New Android Malware “MaliBot” Able to Bypass MFA and Steal Credentials
A new, sophisticated Android malware was found targeting online banking and crypto-wallet users in Italy and Spain. The malware, called MaliBot, can exfiltrate user data from compromised devices. It can even grant the hackers complete visibility of the user’s screen by utilizing Android’s Accessibility Service.
MaliBot operates in the same way as other malware involved in crypto and financial scams. Hackers embed the malware into seemingly beneficial apps. In this case, in fraudulent versions of the popular crypto-mining app The CryptoApp, which has over a million downloads on the App Store.
Once a user downloads and opens the app, the malicious code is executed, and the user’s device is compromised. The malware can spread even further through smishing messages sent to contact lists from infected devices.
Here’s how MaliBot can grant user login credentials to the hacker:
- The Trojan scans all installed apps to identify which banking apps the victim uses.
- Once the victim opens the legitimate app, they get a fake login screen overlay created by the hackers.
- When the user enters their login credentials, they are sent directly to the hacker.
Researchers have found that the MaliBot originated in Russia. It uses the same servers as those of the Sality malware. Its most powerful feature is that it can completely bypass 2FA through Android’s Accessibility API. It can steal and transfer confirmation codes from popular authentication apps like Google Authenticator. Hackers can use similar exploits to extract security information from crypto wallets.
How to protect your device from MaliBot
It’s quite scary that this malware can bypass MFA and other standard security features. But that doesn’t mean you’re left entirely at the mercy of attackers. There are several things you can do to prevent a similar attack from taking place on your device. Here are some of the main ones:
Never download apps that seem suspicious
Despite Android’s best efforts, it’s impossible to stop all malicious apps and services from being downloaded, especially since hackers like to hide malicious code in seemingly useful apps. This type of malware is known as a Trojan horse. It can be tough to detect these apps, which is why many people fall for them.
Here are some common signs that an app is malicious:
- It sounds too good to be true;
- You can’t verify the app’s publisher;
- Sketchy messaging.
If an app promises you quick and easy crypto mining, it’s likely a scam. The messaging of these apps is also a bit more aggressive and demanding than usual, which should be a sign that something’s wrong.
Use threat detection tools
Unfortunately, some malware is so well-crafted that even the most security-aware person will have trouble detecting it. That’s where you can deploy a threat detection tool to help you detect dubious apps and delete them before they can do any damage.
Your safest bet is to go for a paid version, as it will have more features to maximize security. For example, NordVPN has a good threat detection tool built into its service. With that said, there are also a few free options that can do a great job. But the free ones often come with loads of advertisements, so be wary of that.

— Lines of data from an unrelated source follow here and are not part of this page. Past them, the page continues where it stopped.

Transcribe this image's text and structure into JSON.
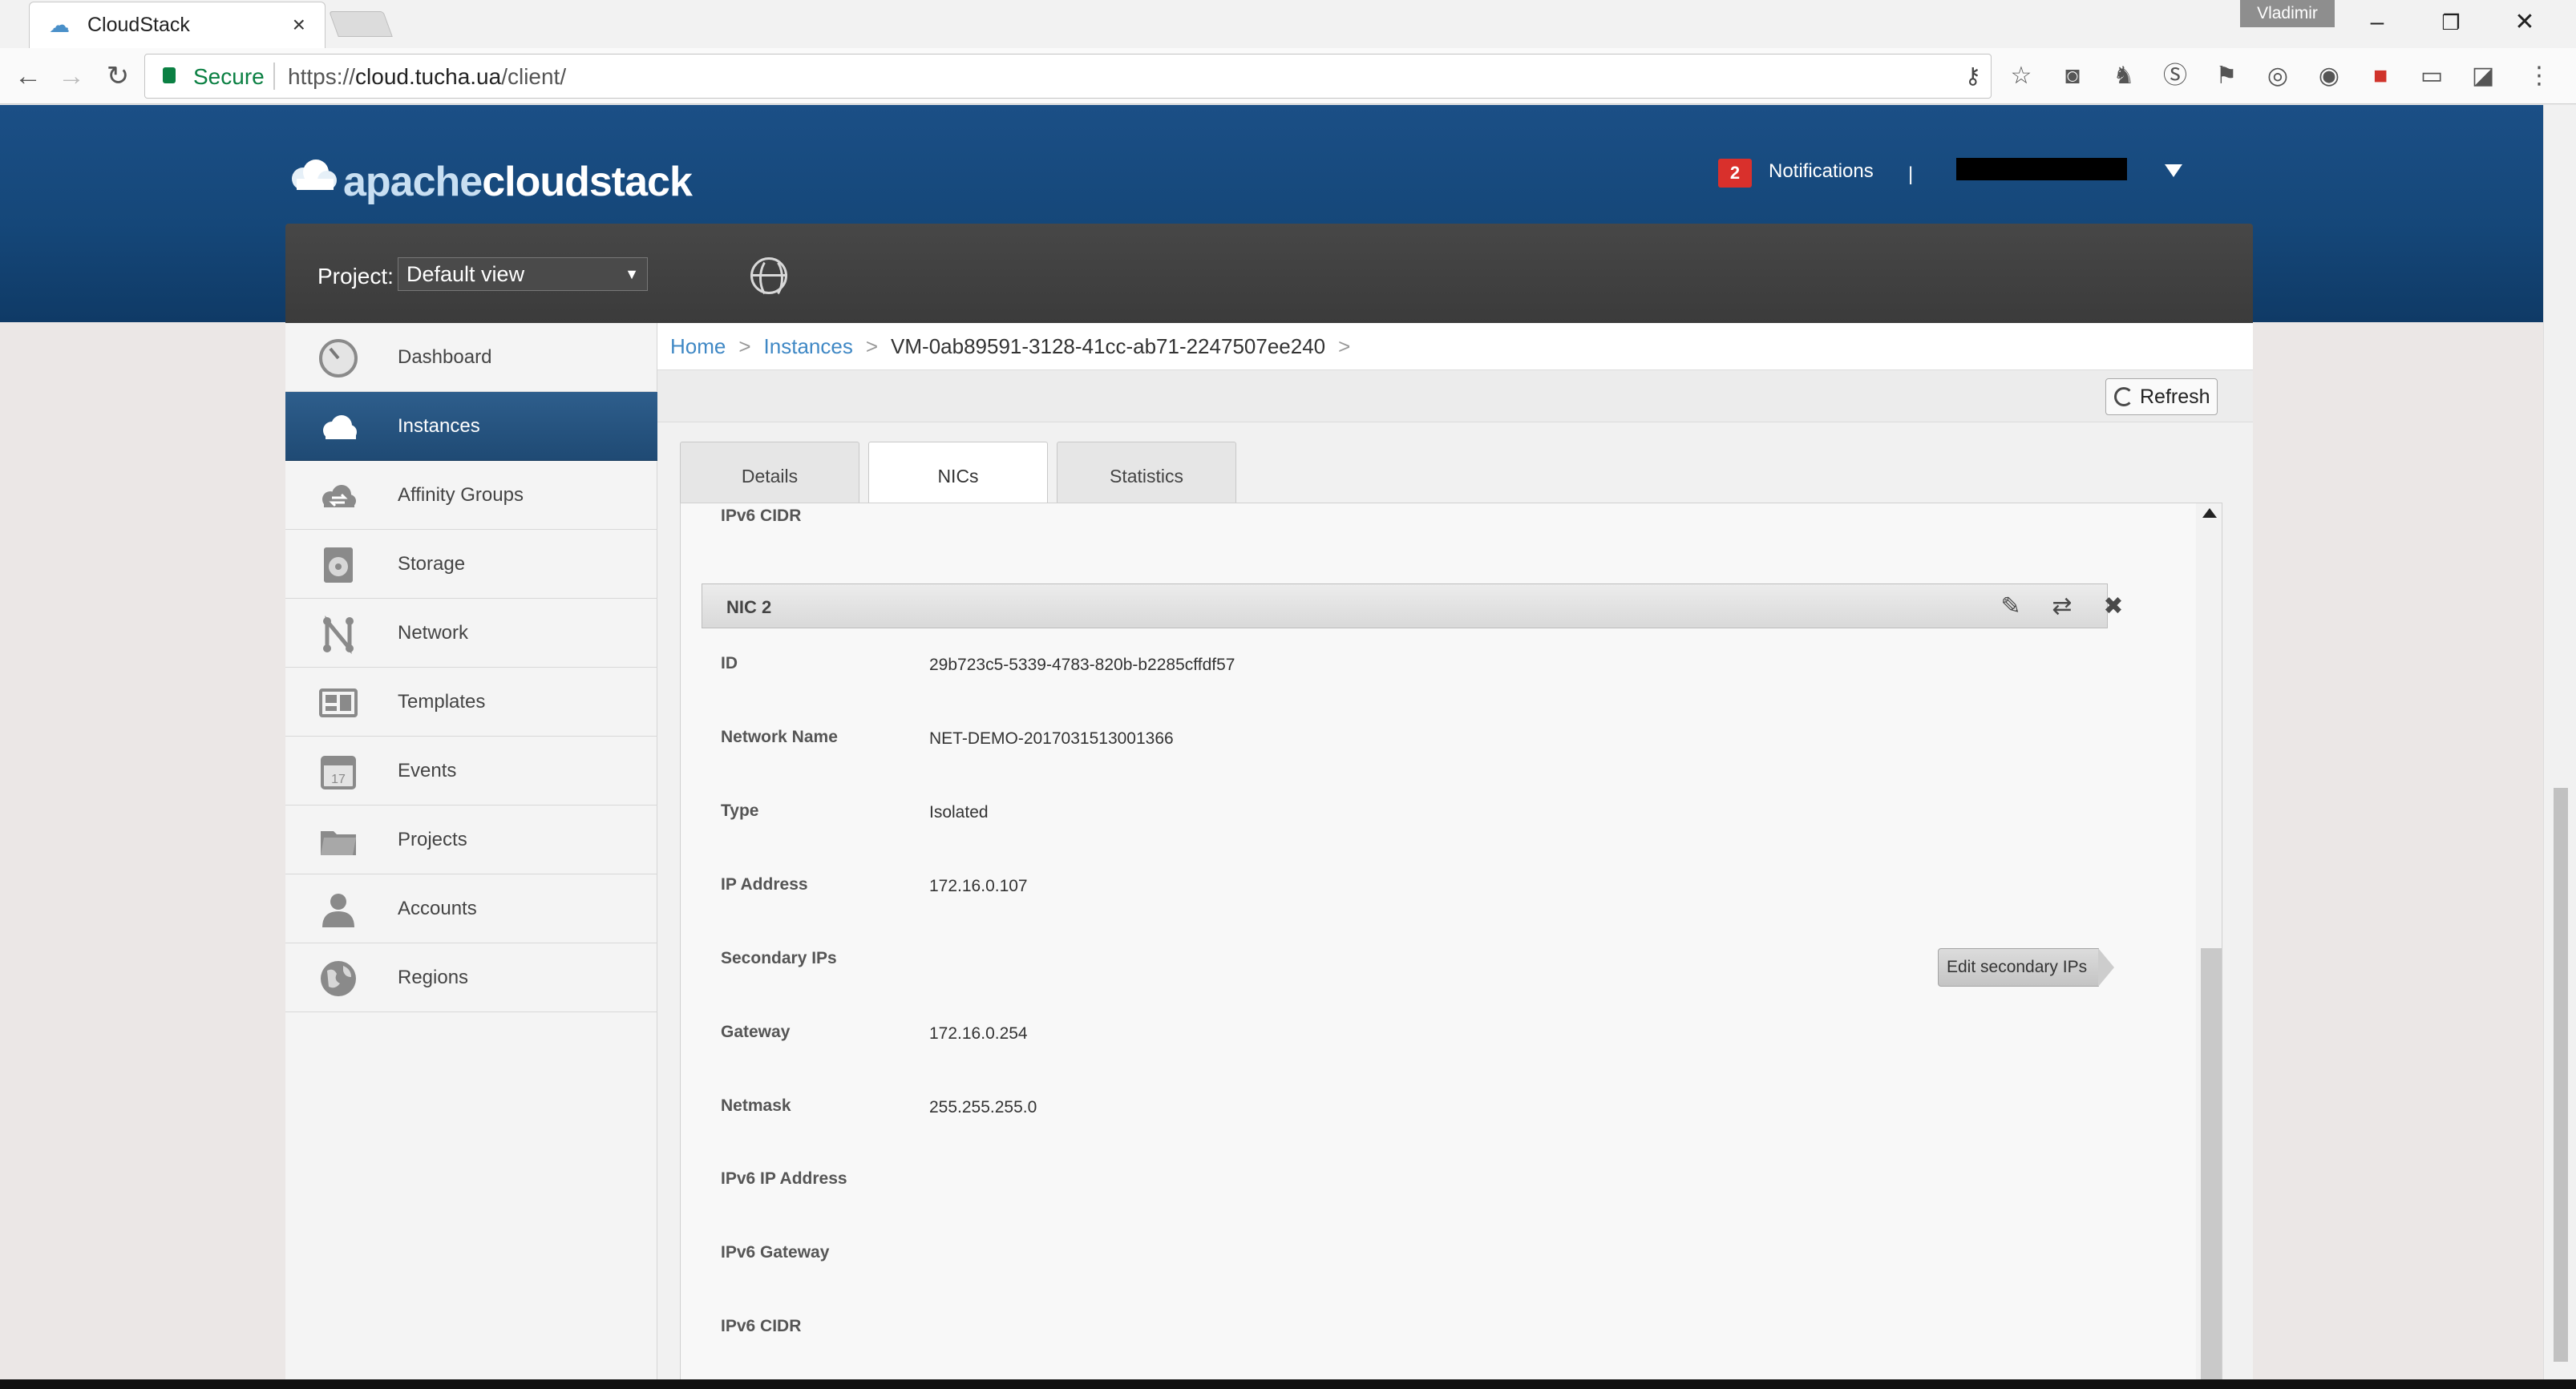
{
  "browser": {
    "tab_title": "CloudStack",
    "tab_close": "×",
    "profile_name": "Vladimir",
    "secure_label": "Secure",
    "url_scheme": "https://",
    "url_host": "cloud.tucha.ua",
    "url_path": "/client/"
  },
  "header": {
    "logo_part1": "apache",
    "logo_part2": "cloudstack",
    "notifications_count": "2",
    "notifications_label": "Notifications",
    "divider": "|"
  },
  "project": {
    "label": "Project:",
    "selected": "Default view"
  },
  "sidebar": {
    "items": [
      {
        "label": "Dashboard",
        "icon": "dashboard-icon"
      },
      {
        "label": "Instances",
        "icon": "cloud-icon"
      },
      {
        "label": "Affinity Groups",
        "icon": "affinity-icon"
      },
      {
        "label": "Storage",
        "icon": "storage-icon"
      },
      {
        "label": "Network",
        "icon": "network-icon"
      },
      {
        "label": "Templates",
        "icon": "templates-icon"
      },
      {
        "label": "Events",
        "icon": "calendar-icon"
      },
      {
        "label": "Projects",
        "icon": "folder-icon"
      },
      {
        "label": "Accounts",
        "icon": "user-icon"
      },
      {
        "label": "Regions",
        "icon": "globe-icon"
      }
    ],
    "active_index": 1
  },
  "breadcrumb": {
    "home": "Home",
    "instances": "Instances",
    "current": "VM-0ab89591-3128-41cc-ab71-2247507ee240",
    "sep": ">"
  },
  "toolbar": {
    "refresh_label": "Refresh"
  },
  "tabs": [
    {
      "label": "Details"
    },
    {
      "label": "NICs"
    },
    {
      "label": "Statistics"
    }
  ],
  "nic_panel": {
    "prev_label": "IPv6 CIDR",
    "nic_title": "NIC 2",
    "rows": [
      {
        "label": "ID",
        "value": "29b723c5-5339-4783-820b-b2285cffdf57"
      },
      {
        "label": "Network Name",
        "value": "NET-DEMO-2017031513001366"
      },
      {
        "label": "Type",
        "value": "Isolated"
      },
      {
        "label": "IP Address",
        "value": "172.16.0.107"
      },
      {
        "label": "Secondary IPs",
        "value": ""
      },
      {
        "label": "Gateway",
        "value": "172.16.0.254"
      },
      {
        "label": "Netmask",
        "value": "255.255.255.0"
      },
      {
        "label": "IPv6 IP Address",
        "value": ""
      },
      {
        "label": "IPv6 Gateway",
        "value": ""
      },
      {
        "label": "IPv6 CIDR",
        "value": ""
      }
    ],
    "edit_secondary_label": "Edit secondary IPs"
  }
}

Be careful with app permissions
The only reason MaliBot breached so many devices is that very few people pay attention to the permissions they grant apps when installing them. Read each pop-up you receive carefully and assess whether it makes sense to give that permission to that app. A crypto-mining app has no good reason to request access to your contact list or camera.
Mobile attacks are on the rise
MaliBot is far from the only cyber threat out there. Cybersecurity researchers are seeing a massive surge in mobile attacks in 2022. Both Apple and Android users are targets. But Android’s more open approach to app installations and user privileges makes it more vulnerable to breaches.
Malicious links and downloads embedded into SMS messages are the most common way people fall victim to mobile attacks. Experts urge mobile users to avoid communicating with unknown numbers. Users should also install the latest version of their operating system and apps to limit vulnerabilities.